“Scheduling backup generation over a 24 hour period is one thing, but four or five days is a much bigger business,” Garrett told the Herald in an email. “Before Uri, a 24-hour outage from a widespread storm was an extreme event, except in coastal areas where hurricane impacts can cripple electrical service for days.
“The other thing Uri revealed is that the water demand will not follow a typical winter use pattern. As a general rule, water consumption in January and February represents about 33% of the consumption observed in July and August. So if one were to plan for back-up production for a one-day outage, it would suffice to plan for 33% of the total plant capacity, “said Garrett.
“In the south, when temperatures drop below 10 degrees and stay below for more than 24 hours, water systems are leaking a lot. Leaks can double or triple the demand for water. Therefore, to prepare for another “Uri” level event, full capacity backup production is required. “
Not making such an investment could cost more in the long run.
The generators would help protect the water flow to the region’s economy during thunderstorms, tornadoes and other natural disasters. Garrett said investing in such generators is essentially like investing in a life insurance plan.
“The availability of clean water is essential for hospitals, nursing homes, daycares and schools, dialysis clinics and for many people with critical home care needs. It’s even more critical during a winter storm when so many other facilities could be affected, such as roads or the power supply, ”Garrett said in his email. “Ensuring this availability should be a cost in doing business. It’s similar to insurance. It would be cheaper NOT to continue with full backup production and there may be years when this is not absolutely necessary. However, if needed, this will allow us to provide as much water as needed to all of our customers during an extreme weather event. “
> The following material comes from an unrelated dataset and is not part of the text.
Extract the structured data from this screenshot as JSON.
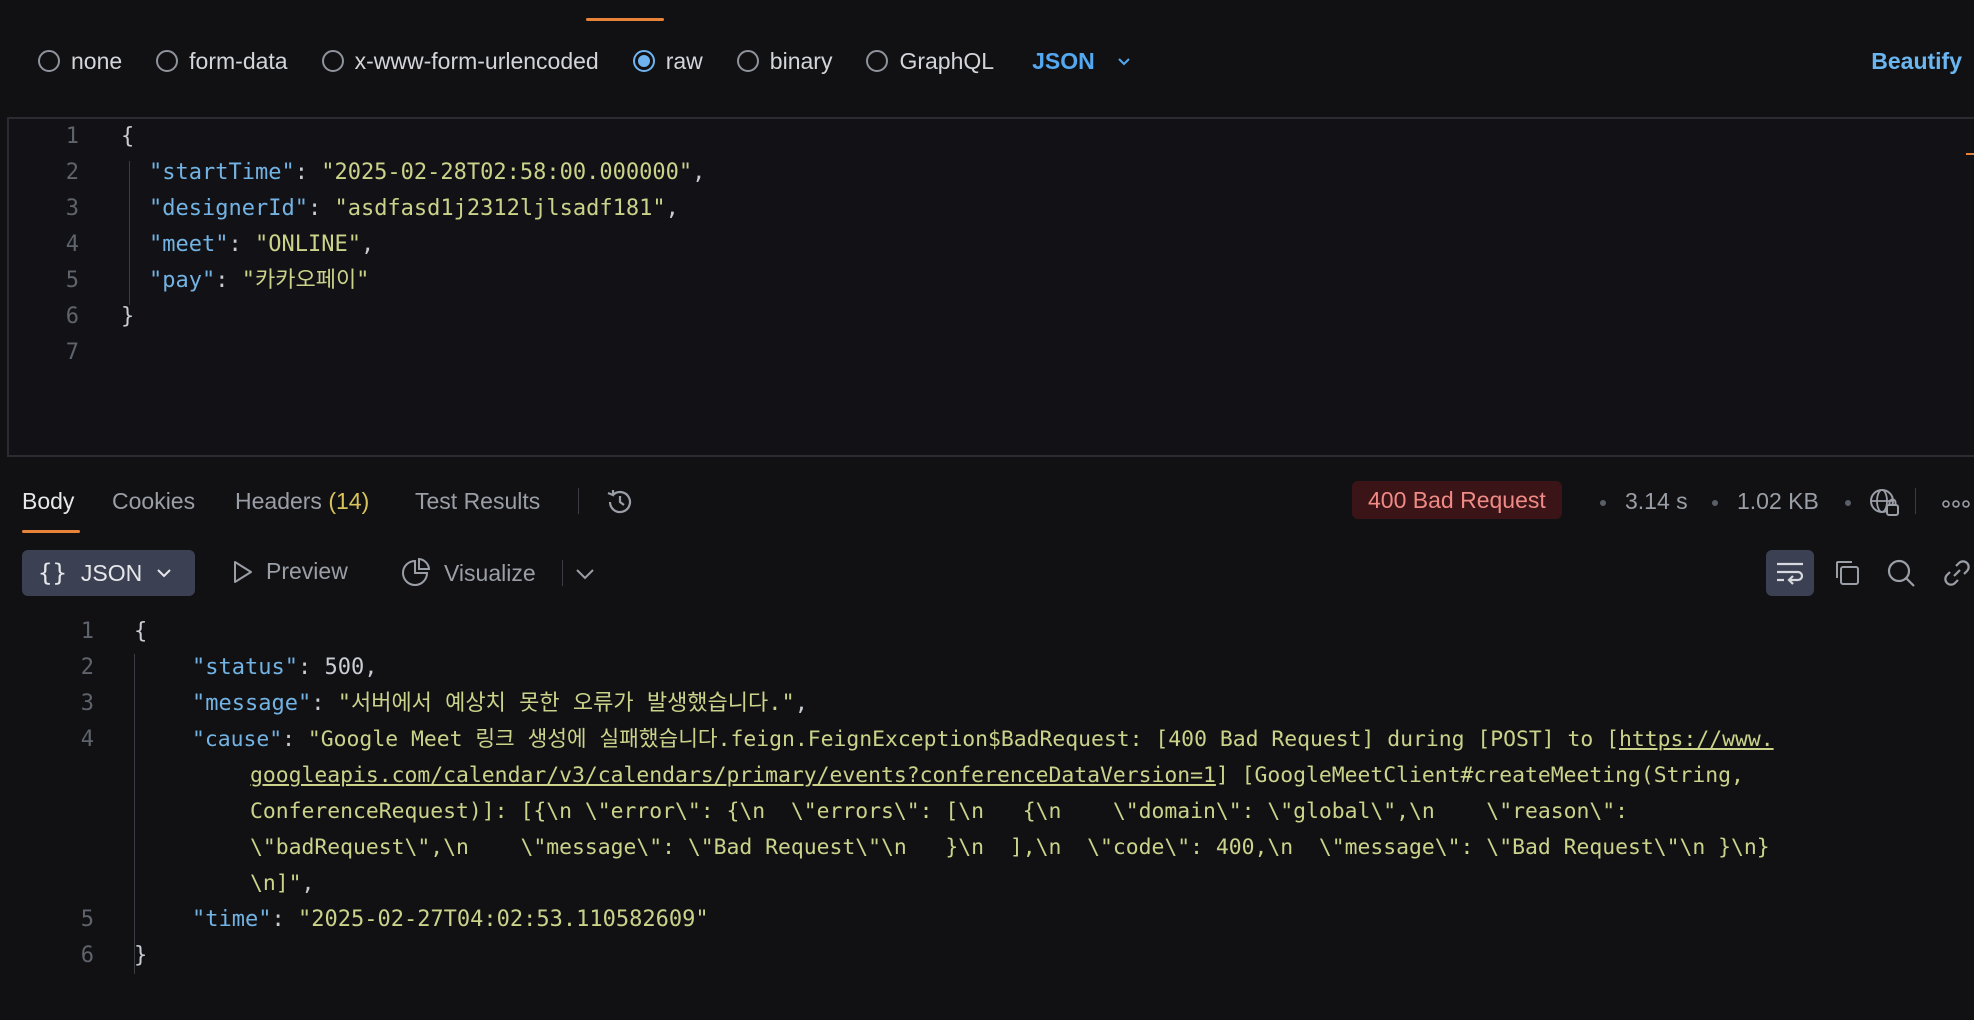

Water utilities must submit their plans to TCEQ by March 1 and these plans must be implemented by July 1.